▶ _What the exercise asks_
When you retype the data, keep every word exactly and include none of the pictures.

▶ _App and web page records_
»»

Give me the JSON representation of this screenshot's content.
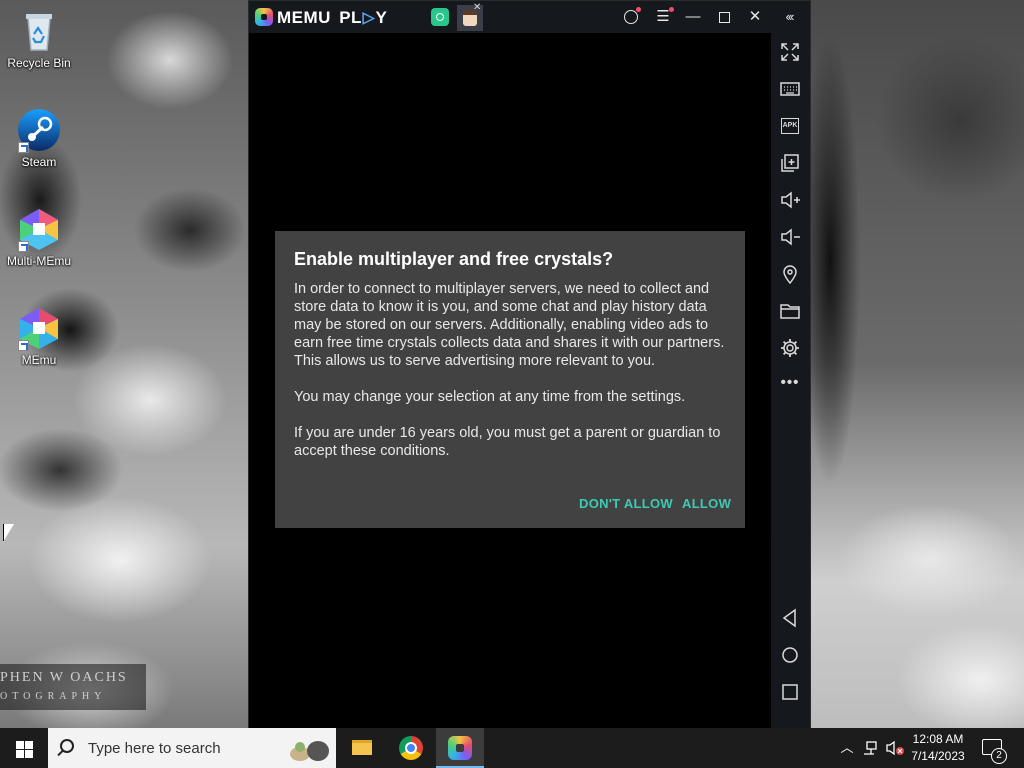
{
  "desktop": {
    "icons": [
      {
        "label": "Recycle Bin",
        "icon": "recycle-bin-icon"
      },
      {
        "label": "Steam",
        "icon": "steam-icon"
      },
      {
        "label": "Multi-MEmu",
        "icon": "multi-memu-icon"
      },
      {
        "label": "MEmu",
        "icon": "memu-icon"
      }
    ],
    "watermark": {
      "line1": "PHEN W OACHS",
      "line2": "OTOGRAPHY"
    }
  },
  "memu": {
    "brand_left": "MEMU",
    "brand_right": "PLAY",
    "titlebar_buttons": [
      "user-icon",
      "menu-icon",
      "minimize-icon",
      "maximize-icon",
      "close-icon",
      "collapse-icon"
    ],
    "sidebar_tools": [
      "fullscreen-icon",
      "keyboard-icon",
      "apk-icon",
      "multi-window-icon",
      "volume-up-icon",
      "volume-down-icon",
      "location-icon",
      "folder-icon",
      "settings-icon",
      "more-icon",
      "back-icon",
      "home-icon",
      "recents-icon"
    ],
    "sidebar_apk_label": "APK",
    "dialog": {
      "title": "Enable multiplayer and free crystals?",
      "paragraphs": [
        "In order to connect to multiplayer servers, we need to collect and store data to know it is you, and some chat and play history data may be stored on our servers. Additionally, enabling video ads to earn free time crystals collects data and shares it with our partners. This allows us to serve advertising more relevant to you.",
        "You may change your selection at any time from the settings.",
        "If you are under 16 years old, you must get a parent or guardian to accept these conditions."
      ],
      "deny_label": "DON'T ALLOW",
      "allow_label": "ALLOW",
      "accent_color": "#3fc9b3"
    }
  },
  "taskbar": {
    "search_placeholder": "Type here to search",
    "apps": [
      "file-explorer-icon",
      "chrome-icon",
      "memu-icon"
    ],
    "clock_time": "12:08 AM",
    "clock_date": "7/14/2023",
    "notification_count": "2"
  }
}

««

▶ _Result for this exercise_
Give me the JSON representation of this screenshot's content.
{
  "desktop": {
    "icons": [
      {
        "label": "Recycle Bin",
        "icon": "recycle-bin-icon"
      },
      {
        "label": "Steam",
        "icon": "steam-icon"
      },
      {
        "label": "Multi-MEmu",
        "icon": "multi-memu-icon"
      },
      {
        "label": "MEmu",
        "icon": "memu-icon"
      }
    ],
    "watermark": {
      "line1": "PHEN W OACHS",
      "line2": "OTOGRAPHY"
    }
  },
  "memu": {
    "brand_left": "MEMU",
    "brand_right": "PLAY",
    "titlebar_buttons": [
      "user-icon",
      "menu-icon",
      "minimize-icon",
      "maximize-icon",
      "close-icon",
      "collapse-icon"
    ],
    "sidebar_tools": [
      "fullscreen-icon",
      "keyboard-icon",
      "apk-icon",
      "multi-window-icon",
      "volume-up-icon",
      "volume-down-icon",
      "location-icon",
      "folder-icon",
      "settings-icon",
      "more-icon",
      "back-icon",
      "home-icon",
      "recents-icon"
    ],
    "sidebar_apk_label": "APK",
    "dialog": {
      "title": "Enable multiplayer and free crystals?",
      "paragraphs": [
        "In order to connect to multiplayer servers, we need to collect and store data to know it is you, and some chat and play history data may be stored on our servers. Additionally, enabling video ads to earn free time crystals collects data and shares it with our partners. This allows us to serve advertising more relevant to you.",
        "You may change your selection at any time from the settings.",
        "If you are under 16 years old, you must get a parent or guardian to accept these conditions."
      ],
      "deny_label": "DON'T ALLOW",
      "allow_label": "ALLOW",
      "accent_color": "#3fc9b3"
    }
  },
  "taskbar": {
    "search_placeholder": "Type here to search",
    "apps": [
      "file-explorer-icon",
      "chrome-icon",
      "memu-icon"
    ],
    "clock_time": "12:08 AM",
    "clock_date": "7/14/2023",
    "notification_count": "2"
  }
}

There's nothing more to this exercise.